In 1968, the RNA issued its manifesto, declaring “Free The Land” and demanding five states in the territorial United States — South Carolina, Georgia, Alabama, Mississippi and Louisiana” as the land base for the new “Black Nation.” That was the true basis of progressive black thinking, not receptions with members of Congress.

But soon, I found the Nation of Islam better suited my yearning. “We want our people in America whose parents or grandparents were descendants from slaves to be allowed to establish a separate state or territory of their own — either on this continent or elsewhere. We believe that our former slave masters are obligated to provide such land and that the area must be fertile and minerally rich. We believe that our former slave masters are obligated to maintain and supply our needs in this separate territory for the next 20 to 25 years — until we are able to produce and supply our own needs.” That says it all for me. That’s the reparations — the reparative justice — our people need and deserve.

But this current HR 40 legislation is about trying to bring about economic parity, closing the Black-white wealth gap — in other words making Black folks more and more like the white folks who have tormented us for centuries, not true liberation.

The leaders of the reparations movement have been deluded with the notion that white folks will treat us right this time, not like before when they tricked us or cowered us into accepting their hateful will.

The reparations movement’s thinking that Blacks will get on an equal footing with white people in America is a fool’s errand. Whites are digging in their heels with their Freedom Caucuses, Proud Boys, Three Percenters and America Firsters, trying to make their superior position over Blacks permanent.

As log as we live among them, we’ll have to live beneath them. For true freedom, justice and equality, my motto is simple: #SeparationThenReparations.

Askia Muhammad

WPFW News Director Askia Muhammad is also a poet, and a photojournalist. He is Senior Editor for The Final Call newspaper and he writes a weekly column in The Washington Informer.

Related Articles

One Comment

Leave a Reply

Your email address will not be published. Required fields are marked *


By submitting this form, you are consenting to receive marketing emails from: Washington Informer Newspaper, 3117 Martin Luther King Jr. Ave SE, Washington, DC, 20032, http://www.washingtoninformer.com. You can revoke your consent to receive emails at any time by using the SafeUnsubscribe® link, found at the bottom of every email. Emails are serviced by Constant Contact

Back to top button

My News Matters to me - Washington Informer Donations

Be a Part of The Washington Informer Legacy

A donation of your choice empowers our journalists to continue the work to better inform, educate and empower you through technology and resources that you use.

Click Here Today to Support Black Press and be a part of the Legacy!

Subscribe today for free and be the first to have news and information delivered directly to your inbox.

Select list(s) to subscribe to

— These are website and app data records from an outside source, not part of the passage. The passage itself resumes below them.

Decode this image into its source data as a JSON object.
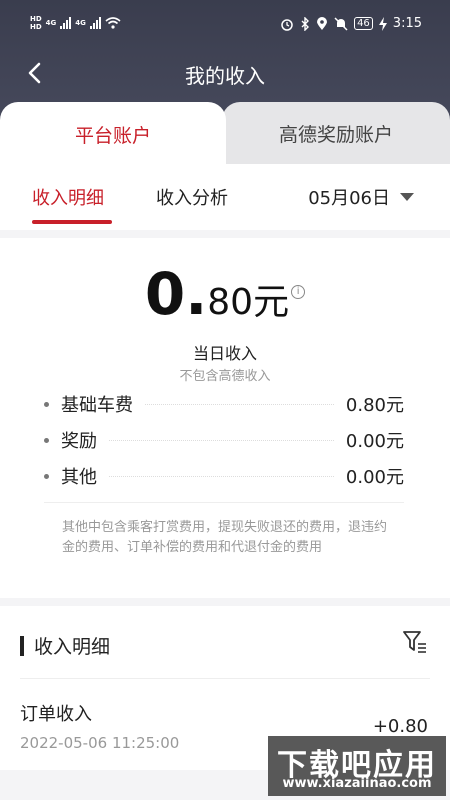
{
  "status_bar": {
    "time": "3:15",
    "battery": "46",
    "hd_top": "HD",
    "hd_bottom": "HD",
    "net1": "4G",
    "net2": "4G"
  },
  "nav": {
    "title": "我的收入"
  },
  "tabs": {
    "left": "平台账户",
    "right": "高德奖励账户"
  },
  "subtabs": {
    "detail": "收入明细",
    "analysis": "收入分析",
    "date": "05月06日"
  },
  "summary": {
    "amount_int": "0.",
    "amount_dec": "80元",
    "info": "i",
    "label": "当日收入",
    "sublabel": "不包含高德收入",
    "rows": [
      {
        "label": "基础车费",
        "value": "0.80元"
      },
      {
        "label": "奖励",
        "value": "0.00元"
      },
      {
        "label": "其他",
        "value": "0.00元"
      }
    ],
    "note": "其他中包含乘客打赏费用，提现失败退还的费用，退违约金的费用、订单补偿的费用和代退付金的费用"
  },
  "detail": {
    "title": "收入明细",
    "items": [
      {
        "name": "订单收入",
        "time": "2022-05-06 11:25:00",
        "amount": "+0.80"
      }
    ]
  },
  "watermark": {
    "big": "下载吧应用",
    "small": "www.xiazaiinao.com"
  },
  "colors": {
    "accent": "#c8202a",
    "header": "#3a3d4e"
  }
}
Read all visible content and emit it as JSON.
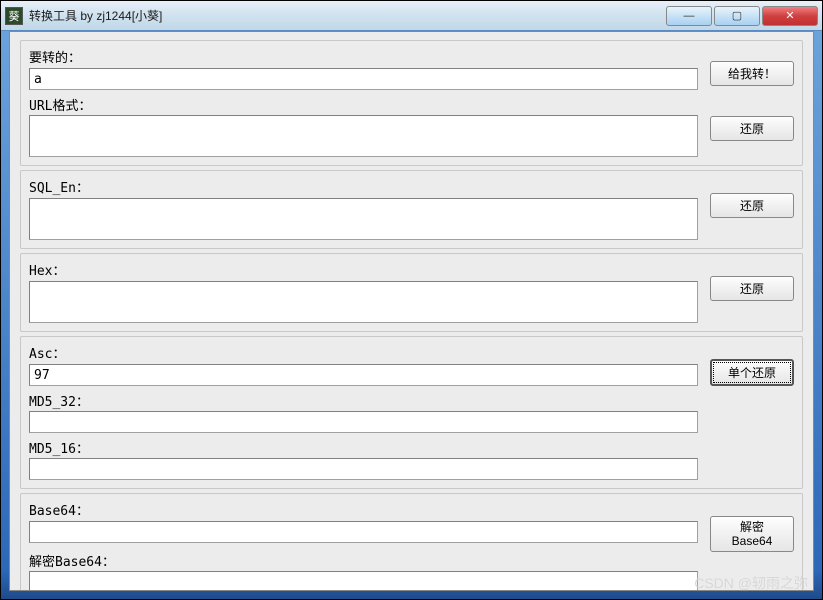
{
  "window": {
    "title": "转换工具 by zj1244[小葵]",
    "icon_char": "葵"
  },
  "buttons": {
    "minimize": "—",
    "maximize": "▢",
    "close": "✕",
    "convert": "给我转！",
    "restore_url": "还原",
    "restore_sql": "还原",
    "restore_hex": "还原",
    "restore_asc": "单个还原",
    "decrypt_base64": "解密\nBase64"
  },
  "fields": {
    "input": {
      "label": "要转的：",
      "value": "a"
    },
    "url": {
      "label": "URL格式：",
      "value": ""
    },
    "sql": {
      "label": "SQL_En：",
      "value": ""
    },
    "hex": {
      "label": "Hex：",
      "value": ""
    },
    "asc": {
      "label": "Asc：",
      "value": "97"
    },
    "md5_32": {
      "label": "MD5_32：",
      "value": ""
    },
    "md5_16": {
      "label": "MD5_16：",
      "value": ""
    },
    "base64": {
      "label": "Base64：",
      "value": ""
    },
    "decrypt_base64": {
      "label": "解密Base64：",
      "value": ""
    }
  },
  "watermark": "CSDN @轫雨之弥"
}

By submitting this form, you are consenting to receive marketing emails from: Washington Informer Newspaper, 3117 Martin Luther King Jr. Ave SE, Washington, DC, 20032, http://www.washingtoninformer.com. You can revoke your consent to receive emails at any time by using the SafeUnsubscribe® link, found at the bottom of every email. Emails are serviced by Constant Contact

Adblock Detected

Please consider supporting us by disabling your ad blocker